-- Entries shown follows --

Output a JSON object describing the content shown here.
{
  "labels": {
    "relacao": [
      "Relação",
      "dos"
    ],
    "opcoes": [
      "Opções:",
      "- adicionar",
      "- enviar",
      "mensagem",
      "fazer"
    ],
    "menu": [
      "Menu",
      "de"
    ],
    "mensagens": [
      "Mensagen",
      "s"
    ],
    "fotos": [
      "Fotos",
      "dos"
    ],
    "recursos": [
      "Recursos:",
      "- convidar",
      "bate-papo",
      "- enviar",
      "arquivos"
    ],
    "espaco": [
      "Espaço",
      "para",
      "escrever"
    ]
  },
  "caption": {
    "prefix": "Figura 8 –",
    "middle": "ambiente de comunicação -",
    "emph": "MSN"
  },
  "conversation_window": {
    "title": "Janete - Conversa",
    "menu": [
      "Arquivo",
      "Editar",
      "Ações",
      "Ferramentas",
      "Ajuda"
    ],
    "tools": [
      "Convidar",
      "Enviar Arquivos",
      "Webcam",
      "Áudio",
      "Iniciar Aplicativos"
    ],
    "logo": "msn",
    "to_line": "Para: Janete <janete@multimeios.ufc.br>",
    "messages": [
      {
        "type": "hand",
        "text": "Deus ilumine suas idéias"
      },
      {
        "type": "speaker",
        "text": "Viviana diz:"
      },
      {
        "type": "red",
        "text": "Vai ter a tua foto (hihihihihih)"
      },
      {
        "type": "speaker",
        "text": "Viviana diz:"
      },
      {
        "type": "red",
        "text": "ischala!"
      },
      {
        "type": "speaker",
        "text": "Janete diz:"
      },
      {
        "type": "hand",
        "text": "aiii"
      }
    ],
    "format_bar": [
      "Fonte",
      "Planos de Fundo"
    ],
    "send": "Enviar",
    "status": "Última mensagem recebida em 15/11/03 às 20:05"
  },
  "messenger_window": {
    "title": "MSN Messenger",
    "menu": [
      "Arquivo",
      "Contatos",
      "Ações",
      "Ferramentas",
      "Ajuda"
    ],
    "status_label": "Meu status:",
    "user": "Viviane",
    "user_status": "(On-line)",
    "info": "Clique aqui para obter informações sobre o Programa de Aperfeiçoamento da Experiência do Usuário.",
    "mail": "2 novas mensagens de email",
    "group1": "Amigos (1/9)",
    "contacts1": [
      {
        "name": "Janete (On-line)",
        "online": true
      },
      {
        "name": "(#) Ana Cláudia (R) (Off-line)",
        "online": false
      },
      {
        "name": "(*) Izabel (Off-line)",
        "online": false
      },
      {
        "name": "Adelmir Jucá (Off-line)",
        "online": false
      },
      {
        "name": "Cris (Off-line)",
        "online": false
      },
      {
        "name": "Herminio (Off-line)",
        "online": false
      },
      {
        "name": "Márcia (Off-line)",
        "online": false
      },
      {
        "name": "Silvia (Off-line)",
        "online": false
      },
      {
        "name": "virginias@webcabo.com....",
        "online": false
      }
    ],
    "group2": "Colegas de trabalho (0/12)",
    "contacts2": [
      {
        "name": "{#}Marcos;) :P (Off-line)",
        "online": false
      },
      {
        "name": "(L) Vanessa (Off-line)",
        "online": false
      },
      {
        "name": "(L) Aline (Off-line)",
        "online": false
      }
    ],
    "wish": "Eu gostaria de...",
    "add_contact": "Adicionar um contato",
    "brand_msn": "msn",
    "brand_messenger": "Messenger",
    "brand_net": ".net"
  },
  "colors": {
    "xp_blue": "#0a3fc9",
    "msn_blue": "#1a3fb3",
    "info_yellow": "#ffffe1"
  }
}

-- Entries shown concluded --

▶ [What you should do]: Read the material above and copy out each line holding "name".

▶ [Response for this exercise]:
        "name": "Janete (On-line)",
        "name": "(#) Ana Cláudia (R) (Off-line)",
        "name": "(*) Izabel (Off-line)",
        "name": "Adelmir Jucá (Off-line)",
        "name": "Cris (Off-line)",
        "name": "Herminio (Off-line)",
        "name": "Márcia (Off-line)",
        "name": "Silvia (Off-line)",
        "name": "virginias@webcabo.com....",
        "name": "{#}Marcos;) :P (Off-line)",
        "name": "(L) Vanessa (Off-line)",
        "name": "(L) Aline (Off-line)",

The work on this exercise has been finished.